Supplied material:
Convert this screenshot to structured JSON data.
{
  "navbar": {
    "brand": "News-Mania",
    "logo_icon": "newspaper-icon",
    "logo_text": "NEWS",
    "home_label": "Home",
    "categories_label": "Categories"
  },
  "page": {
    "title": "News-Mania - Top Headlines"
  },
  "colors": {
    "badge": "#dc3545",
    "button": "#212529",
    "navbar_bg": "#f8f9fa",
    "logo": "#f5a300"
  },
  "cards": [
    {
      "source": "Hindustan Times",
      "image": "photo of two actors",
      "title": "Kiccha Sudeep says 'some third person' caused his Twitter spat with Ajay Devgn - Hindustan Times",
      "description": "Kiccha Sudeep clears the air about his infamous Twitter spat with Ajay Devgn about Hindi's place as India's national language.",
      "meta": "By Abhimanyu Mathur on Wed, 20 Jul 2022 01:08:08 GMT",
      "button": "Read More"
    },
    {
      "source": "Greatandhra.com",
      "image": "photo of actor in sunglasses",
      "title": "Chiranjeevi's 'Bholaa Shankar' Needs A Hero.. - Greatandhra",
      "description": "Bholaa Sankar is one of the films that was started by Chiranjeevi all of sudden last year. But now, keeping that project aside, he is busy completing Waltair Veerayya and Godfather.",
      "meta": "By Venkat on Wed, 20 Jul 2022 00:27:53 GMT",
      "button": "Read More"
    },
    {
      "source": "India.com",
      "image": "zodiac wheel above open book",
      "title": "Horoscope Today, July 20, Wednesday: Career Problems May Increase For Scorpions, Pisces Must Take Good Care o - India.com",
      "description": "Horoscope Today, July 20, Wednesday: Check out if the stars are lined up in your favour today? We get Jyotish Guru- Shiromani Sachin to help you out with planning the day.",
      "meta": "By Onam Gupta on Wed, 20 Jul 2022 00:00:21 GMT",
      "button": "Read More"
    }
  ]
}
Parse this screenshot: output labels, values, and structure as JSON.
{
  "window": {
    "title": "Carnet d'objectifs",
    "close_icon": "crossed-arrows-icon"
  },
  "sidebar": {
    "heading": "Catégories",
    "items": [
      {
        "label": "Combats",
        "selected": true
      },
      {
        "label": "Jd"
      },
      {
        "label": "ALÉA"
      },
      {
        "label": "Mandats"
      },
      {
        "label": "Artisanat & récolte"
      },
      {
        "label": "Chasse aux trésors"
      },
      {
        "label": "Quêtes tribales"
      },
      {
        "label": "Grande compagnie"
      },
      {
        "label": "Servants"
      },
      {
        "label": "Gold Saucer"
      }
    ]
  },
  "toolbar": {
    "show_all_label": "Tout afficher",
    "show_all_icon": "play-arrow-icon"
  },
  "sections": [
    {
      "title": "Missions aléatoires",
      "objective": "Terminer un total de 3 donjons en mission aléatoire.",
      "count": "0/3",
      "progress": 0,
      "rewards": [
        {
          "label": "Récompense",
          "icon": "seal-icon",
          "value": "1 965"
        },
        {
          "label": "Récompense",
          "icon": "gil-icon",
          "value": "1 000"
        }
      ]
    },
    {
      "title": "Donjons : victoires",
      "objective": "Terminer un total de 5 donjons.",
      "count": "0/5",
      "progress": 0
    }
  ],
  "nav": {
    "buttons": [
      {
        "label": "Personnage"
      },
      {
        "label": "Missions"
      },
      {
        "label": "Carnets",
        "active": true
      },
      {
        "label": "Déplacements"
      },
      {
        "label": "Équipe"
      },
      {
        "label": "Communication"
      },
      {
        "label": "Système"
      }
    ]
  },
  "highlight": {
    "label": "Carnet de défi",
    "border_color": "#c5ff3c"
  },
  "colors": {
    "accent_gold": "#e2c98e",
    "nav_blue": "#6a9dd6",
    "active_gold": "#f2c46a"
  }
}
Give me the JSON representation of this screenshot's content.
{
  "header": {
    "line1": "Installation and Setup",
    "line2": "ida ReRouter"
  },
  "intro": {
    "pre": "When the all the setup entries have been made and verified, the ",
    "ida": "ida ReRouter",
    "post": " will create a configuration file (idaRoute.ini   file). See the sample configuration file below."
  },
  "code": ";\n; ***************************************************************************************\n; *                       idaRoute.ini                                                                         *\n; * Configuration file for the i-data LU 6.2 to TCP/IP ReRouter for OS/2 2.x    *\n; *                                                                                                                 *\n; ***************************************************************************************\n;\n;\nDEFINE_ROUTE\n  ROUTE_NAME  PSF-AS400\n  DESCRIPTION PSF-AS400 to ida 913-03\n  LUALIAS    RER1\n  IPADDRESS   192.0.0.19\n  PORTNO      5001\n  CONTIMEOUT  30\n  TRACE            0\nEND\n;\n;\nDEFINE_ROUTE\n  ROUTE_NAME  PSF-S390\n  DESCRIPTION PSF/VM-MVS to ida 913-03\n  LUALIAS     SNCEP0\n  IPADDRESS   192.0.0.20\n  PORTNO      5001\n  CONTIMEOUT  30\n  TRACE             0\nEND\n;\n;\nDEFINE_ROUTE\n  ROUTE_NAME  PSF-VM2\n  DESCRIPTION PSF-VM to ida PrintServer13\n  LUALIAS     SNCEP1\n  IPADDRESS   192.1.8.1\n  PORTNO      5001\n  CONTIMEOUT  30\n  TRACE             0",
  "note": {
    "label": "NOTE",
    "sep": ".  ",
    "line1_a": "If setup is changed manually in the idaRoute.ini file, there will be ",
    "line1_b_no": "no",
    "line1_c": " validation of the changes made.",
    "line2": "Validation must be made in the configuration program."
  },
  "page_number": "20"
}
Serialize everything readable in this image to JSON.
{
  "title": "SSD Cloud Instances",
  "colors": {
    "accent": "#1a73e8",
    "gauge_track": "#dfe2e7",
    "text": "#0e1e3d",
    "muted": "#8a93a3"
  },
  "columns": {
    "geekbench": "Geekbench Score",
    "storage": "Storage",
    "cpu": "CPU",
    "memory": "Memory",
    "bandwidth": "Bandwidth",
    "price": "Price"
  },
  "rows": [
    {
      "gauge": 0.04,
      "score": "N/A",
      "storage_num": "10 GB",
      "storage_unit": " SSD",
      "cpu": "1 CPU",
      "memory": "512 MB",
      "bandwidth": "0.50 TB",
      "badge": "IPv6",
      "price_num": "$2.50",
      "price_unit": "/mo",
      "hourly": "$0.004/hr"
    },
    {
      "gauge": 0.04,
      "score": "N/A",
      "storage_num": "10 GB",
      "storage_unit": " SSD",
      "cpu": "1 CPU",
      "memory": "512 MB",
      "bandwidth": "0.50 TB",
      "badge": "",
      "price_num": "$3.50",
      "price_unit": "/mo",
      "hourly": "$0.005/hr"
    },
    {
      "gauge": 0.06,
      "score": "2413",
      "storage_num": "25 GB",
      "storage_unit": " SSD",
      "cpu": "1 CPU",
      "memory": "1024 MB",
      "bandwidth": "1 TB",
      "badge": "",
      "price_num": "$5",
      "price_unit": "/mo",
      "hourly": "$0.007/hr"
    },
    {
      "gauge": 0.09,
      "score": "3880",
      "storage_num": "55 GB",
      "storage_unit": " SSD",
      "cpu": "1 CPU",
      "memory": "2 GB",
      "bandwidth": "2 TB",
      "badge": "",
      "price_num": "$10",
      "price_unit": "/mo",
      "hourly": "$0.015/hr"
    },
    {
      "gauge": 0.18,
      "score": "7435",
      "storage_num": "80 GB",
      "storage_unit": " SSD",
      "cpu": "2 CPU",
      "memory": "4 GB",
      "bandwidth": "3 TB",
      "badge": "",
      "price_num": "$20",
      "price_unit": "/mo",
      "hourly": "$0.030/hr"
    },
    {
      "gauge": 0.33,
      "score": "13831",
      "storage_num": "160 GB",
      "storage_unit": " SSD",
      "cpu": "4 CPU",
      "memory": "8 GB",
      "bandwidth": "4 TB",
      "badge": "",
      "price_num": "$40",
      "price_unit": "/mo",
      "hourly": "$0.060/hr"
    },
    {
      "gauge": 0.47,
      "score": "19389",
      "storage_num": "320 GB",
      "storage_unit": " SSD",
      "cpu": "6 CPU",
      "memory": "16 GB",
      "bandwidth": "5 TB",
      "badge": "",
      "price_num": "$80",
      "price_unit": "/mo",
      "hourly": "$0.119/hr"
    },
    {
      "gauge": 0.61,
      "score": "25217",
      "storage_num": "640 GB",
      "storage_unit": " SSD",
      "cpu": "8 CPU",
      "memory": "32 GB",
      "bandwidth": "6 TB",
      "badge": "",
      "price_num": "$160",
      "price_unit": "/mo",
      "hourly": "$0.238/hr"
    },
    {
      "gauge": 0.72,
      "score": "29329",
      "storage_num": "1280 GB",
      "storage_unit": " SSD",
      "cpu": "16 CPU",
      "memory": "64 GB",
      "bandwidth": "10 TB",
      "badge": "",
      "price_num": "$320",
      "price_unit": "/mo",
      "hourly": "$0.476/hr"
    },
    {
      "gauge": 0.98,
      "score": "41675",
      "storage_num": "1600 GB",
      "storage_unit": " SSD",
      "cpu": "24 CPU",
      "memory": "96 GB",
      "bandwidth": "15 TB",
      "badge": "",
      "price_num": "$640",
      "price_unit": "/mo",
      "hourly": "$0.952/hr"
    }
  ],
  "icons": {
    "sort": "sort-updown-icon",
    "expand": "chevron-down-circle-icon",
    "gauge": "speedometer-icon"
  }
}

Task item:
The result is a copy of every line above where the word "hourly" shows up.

Exercise output:
      "hourly": "$0.004/hr"
      "hourly": "$0.005/hr"
      "hourly": "$0.007/hr"
      "hourly": "$0.015/hr"
      "hourly": "$0.030/hr"
      "hourly": "$0.060/hr"
      "hourly": "$0.119/hr"
      "hourly": "$0.238/hr"
      "hourly": "$0.476/hr"
      "hourly": "$0.952/hr"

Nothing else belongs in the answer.